After tasting keemun tea for the first time last summer, and being suitably impressed with it, I was excited to receive two keemun black teas from Teavivre a few months back. I was hoping to blog about these two teas a while ago, but so much has been happening lately that it’s only just recently I’ve had some moments to sit and write.

Teavivre do a range of keemun teas, of different grades and quality in the pecking order of keemun teas. However, I have never sampled a tea that was not good from this company, and don’t expect to quite frankly based on my experience with them. I had Keemun Grade 1 tea to try and their Premium Keemun Hao Ya. I thought it would be interesting to compare them.

Keemun Black Tea – Grade 1 

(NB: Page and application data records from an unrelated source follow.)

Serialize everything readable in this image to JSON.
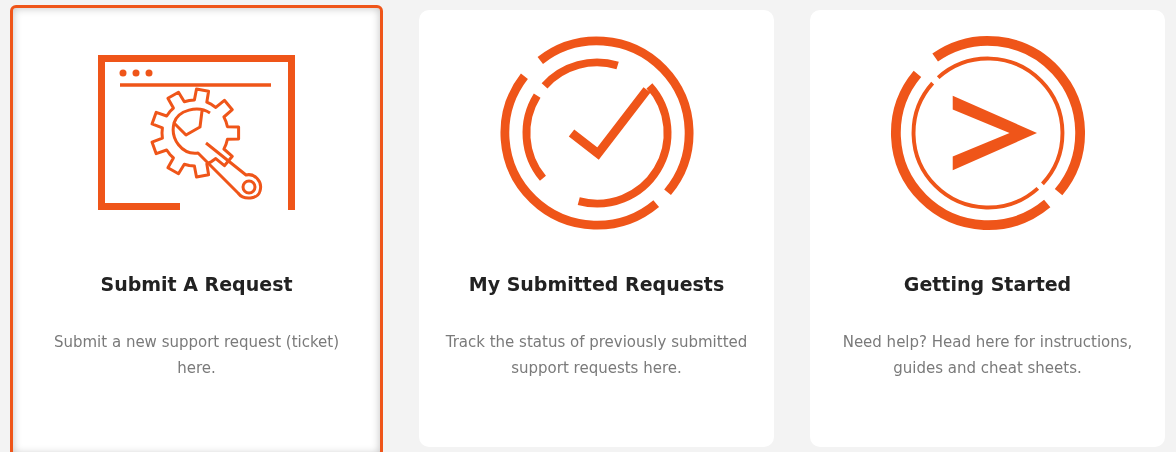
{
  "cards": [
    {
      "kind": "wrench",
      "title": "Submit A Request",
      "description": "Submit a new support request (ticket) here.",
      "selected": true
    },
    {
      "kind": "check",
      "title": "My Submitted Requests",
      "description": "Track the status of previously submitted support requests here.",
      "selected": false
    },
    {
      "kind": "play",
      "title": "Getting Started",
      "description": "Need help? Head here for instructions, guides and cheat sheets.",
      "selected": false
    }
  ]
}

Keemun is the most popular black tea in China. This tea was from Qimen county in the Anhui province of China, harvested in 2015. Teavivre have a Grade 2 keemun with a less expensive price point than the Grade 1 but as they point out this does not mean inferior quality. Even a ‘lower quality’ keemun tea is good quality with Teavivre, and I have absolutely no reason to doubt them.


I first made this Grade 1 keemun tea in a gaiwan. I think I put in way too much tea (at least for my taste) because it was quite strong and astringent, even after a short 15 – 20 second brew time. I like my tea on the lighter side and this was way too strong. I gave it another quick brew and ran into the same problem as before – way too strong and astringent.

When I made the tea again with just a simple infuser in a mug of tea this was more like the kind of keemun I had known and loved last summer. It was bold and fruity with a nice clean taste, and it had the merest hint of sweetness. This is an afternoon tea to have with a slice of lemon drizzle cake, or lemon meringue pie. It cuts through the sweetness of a dessert so nicely. I much prefer afternoon teas to breakfast teas, and this tea certainly makes the grade so long as it is brewed correctly. With slightly less tea to water ratio and a shorter brew time for infuser teas (no more than three minutes) this was ideal for my taste palate. When it’s good it’s very good is all I can say.

Premium Keemun Hao Ya Black Tea

I didn’t have any problems with this tea from the get go. This tea was also from Qimen county in Anhui, China, harvested in 2015. I could see a few golden tips interspersed with the rest of the leaves which denoted its superior quality, although the picture really doesn’t do it justice.


I brewed it in a teapot for 3 minutes. It was much smoother than the previous tea and it had a honey sweetness combined with a floral and fruity taste.  I could see myself having this tea with some maple and pecan pie or something similar. This tea also had a clean taste, and it was also a tea I would take in the afternoon. I would just pair it with a slightly different dessert or pie.

This tea is more expensive and a higher quality than the Grade 1 keemun, and this was reflected in the smoother, more honeyed taste from the tips of the tea. Nonetheless, both teas really have their place, and it is all a matter of what one is in the mood for. I could happily drink both of these teas. I would have the Grade 1 for a sharper, cleaner, brisk taste, and the Premium Hao Ya for when I want something a bit sweeter, and maybe perhaps something a bit more comforting.

Two great teas from Teavivre. To see their impressive range of teas go to the website:

Many thanks to Alison for sending the samples.